Tim Pawlenty took a page out of the Madison Avenue playbook today. It’s a core belief of modern (but not post-modern) brand management that if consumers associate your product with something negative, you try to overcome that with advertising designed to make the opposite positive association.
Car ads are a case in point. Last night during the football game that the Jets showed up for late I saw a commercial for a Cadillac that was designed to make me think of it as a sports car driven by wealthy yuppies approaching middle age, rather than a grandparental boat or a pimpmobile. I laughed.
Tim Pawlenty wants to be President. But the rap on him is that he is dull even for a whiteguy Minnesotan. Thus, the first Pawlenty campaign ad, the thrust of which is captured in TPM’s Tim Pawlenty Releases Action Movie Campaign Trailer.
I’m sure the campaign sees this as a triple win: First they get to try to associate the candidate with good right wing stuff like fighter planes, toughness, and various multi-ethnic feelgood imagery. Second, they get to try to suggest he might be exciting. (Good luck with that.) Third, they get to be the first ones visibly out of the gate. (Do NOT pay any attention to that Romney behind the curtain!)
To the very limited extent the American public notices, I predict bemusement.
That doesn’t mean Pawlenty isn’t as serious a candidate for the GOP nomination as any of the other members of a fairly unprepossessing field. If you think Romney will use all that money to loom large, then Pawlenty has a shot at being the ABR-ABP (Anyone But Romney, Anyone But Palin) candidate, if Huckabee (the natural ABP candidate) can be marginalized as Palin Lite, or as the front man for the parts of the party Main Street fears.

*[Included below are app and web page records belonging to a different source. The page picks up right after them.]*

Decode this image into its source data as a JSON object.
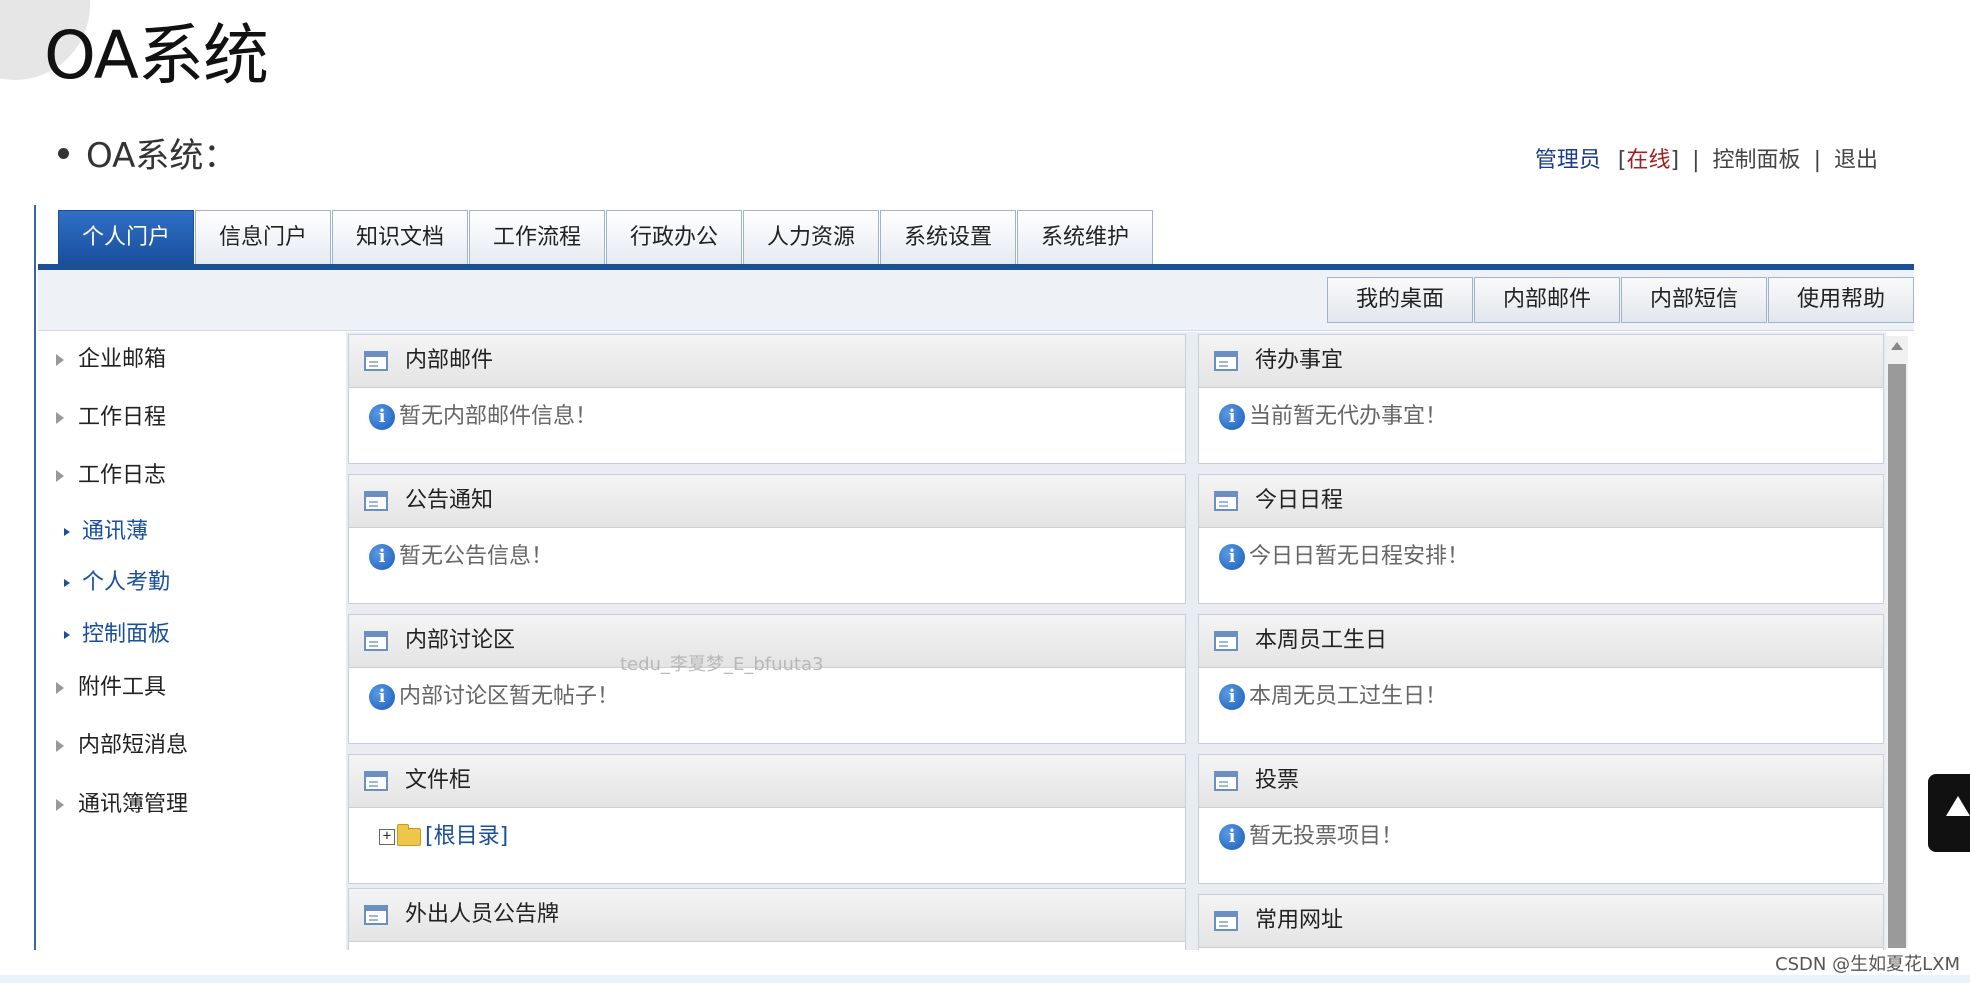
{
  "slide": {
    "title": "OA系统",
    "subtitle": "OA系统："
  },
  "userbar": {
    "user": "管理员",
    "status_open": "[",
    "status": "在线",
    "status_close": "]",
    "sep1": "|",
    "control_panel": "控制面板",
    "sep2": "|",
    "logout": "退出"
  },
  "tabs": [
    "个人门户",
    "信息门户",
    "知识文档",
    "工作流程",
    "行政办公",
    "人力资源",
    "系统设置",
    "系统维护"
  ],
  "toolbar": [
    "我的桌面",
    "内部邮件",
    "内部短信",
    "使用帮助"
  ],
  "sidebar": {
    "items": [
      "企业邮箱",
      "工作日程",
      "工作日志"
    ],
    "subitems": [
      "通讯薄",
      "个人考勤",
      "控制面板"
    ],
    "items2": [
      "附件工具",
      "内部短消息",
      "通讯簿管理"
    ]
  },
  "panels": {
    "mail": {
      "title": "内部邮件",
      "msg": "暂无内部邮件信息！"
    },
    "todo": {
      "title": "待办事宜",
      "msg": "当前暂无代办事宜！"
    },
    "notice": {
      "title": "公告通知",
      "msg": "暂无公告信息！"
    },
    "schedule": {
      "title": "今日日程",
      "msg": "今日日暂无日程安排！"
    },
    "forum": {
      "title": "内部讨论区",
      "msg": "内部讨论区暂无帖子！"
    },
    "birthday": {
      "title": "本周员工生日",
      "msg": "本周无员工过生日！"
    },
    "files": {
      "title": "文件柜",
      "root": "[根目录]"
    },
    "vote": {
      "title": "投票",
      "msg": "暂无投票项目！"
    },
    "outboard": {
      "title": "外出人员公告牌"
    },
    "links": {
      "title": "常用网址"
    }
  },
  "watermark": "tedu_李夏梦_E_bfuuta3",
  "credit": "CSDN @生如夏花LXM",
  "icons": {
    "info": "info-icon",
    "panel": "panel-icon",
    "folder": "folder-icon",
    "expand": "plus-box-icon"
  },
  "colors": {
    "tab_active": "#1a4f9c",
    "status_online": "#a02020",
    "link": "#1a4f9c"
  }
}
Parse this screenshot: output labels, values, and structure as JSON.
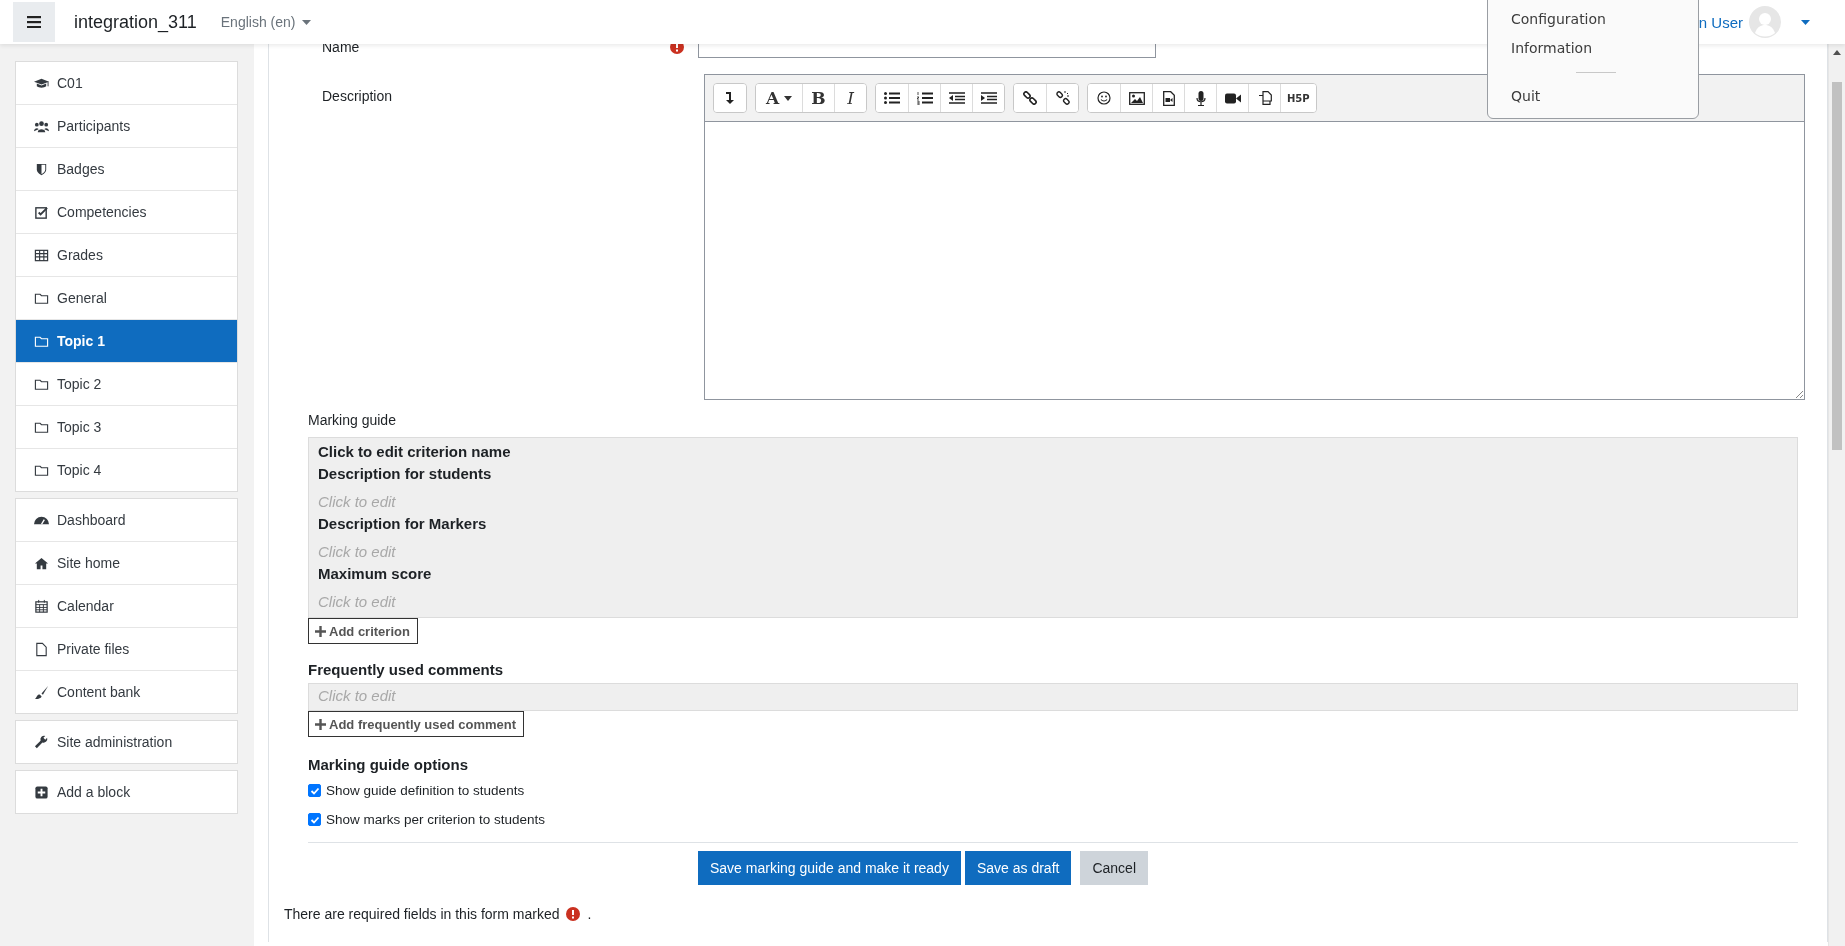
{
  "header": {
    "title": "integration_311",
    "language": "English (en)",
    "user_name": "n User"
  },
  "user_menu": {
    "items": [
      {
        "kind": "item",
        "label": "Configuration"
      },
      {
        "kind": "item",
        "label": "Information"
      },
      {
        "kind": "divider"
      },
      {
        "kind": "item",
        "label": "Quit"
      }
    ]
  },
  "sidebar": {
    "blocks": [
      {
        "items": [
          {
            "label": "C01",
            "selected": false
          },
          {
            "label": "Participants",
            "selected": false
          },
          {
            "label": "Badges",
            "selected": false
          },
          {
            "label": "Competencies",
            "selected": false
          },
          {
            "label": "Grades",
            "selected": false
          },
          {
            "label": "General",
            "selected": false
          },
          {
            "label": "Topic 1",
            "selected": true
          },
          {
            "label": "Topic 2",
            "selected": false
          },
          {
            "label": "Topic 3",
            "selected": false
          },
          {
            "label": "Topic 4",
            "selected": false
          }
        ]
      },
      {
        "items": [
          {
            "label": "Dashboard",
            "selected": false
          },
          {
            "label": "Site home",
            "selected": false
          },
          {
            "label": "Calendar",
            "selected": false
          },
          {
            "label": "Private files",
            "selected": false
          },
          {
            "label": "Content bank",
            "selected": false
          }
        ]
      },
      {
        "items": [
          {
            "label": "Site administration",
            "selected": false
          }
        ]
      },
      {
        "items": [
          {
            "label": "Add a block",
            "selected": false
          }
        ]
      }
    ]
  },
  "form": {
    "name_label": "Name",
    "description_label": "Description",
    "toolbar": {
      "font": "A",
      "bold": "B",
      "italic": "I",
      "h5p": "H5P"
    }
  },
  "marking_guide": {
    "label": "Marking guide",
    "criteria": [
      {
        "name": "Click to edit criterion name",
        "fields": [
          {
            "label": "Description for students",
            "text": "Click to edit"
          },
          {
            "label": "Description for Markers",
            "text": "Click to edit"
          },
          {
            "label": "Maximum score",
            "text": "Click to edit"
          }
        ]
      }
    ],
    "add_criterion": "Add criterion",
    "comments_heading": "Frequently used comments",
    "comments": [
      {
        "text": "Click to edit"
      }
    ],
    "add_comment": "Add frequently used comment",
    "options_heading": "Marking guide options",
    "options": [
      {
        "label": "Show guide definition to students",
        "checked": true
      },
      {
        "label": "Show marks per criterion to students",
        "checked": true
      }
    ]
  },
  "buttons": [
    {
      "label": "Save marking guide and make it ready",
      "kind": "primary"
    },
    {
      "label": "Save as draft",
      "kind": "primary"
    },
    {
      "label": "Cancel",
      "kind": "secondary"
    }
  ],
  "required_note": {
    "before": "There are required fields in this form marked",
    "after": "."
  }
}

Watch to see how much Pawlenty genuflects to the Tea Party tendency: the trick for an ABR-ABP candidate is to have at least some support there without going overboard.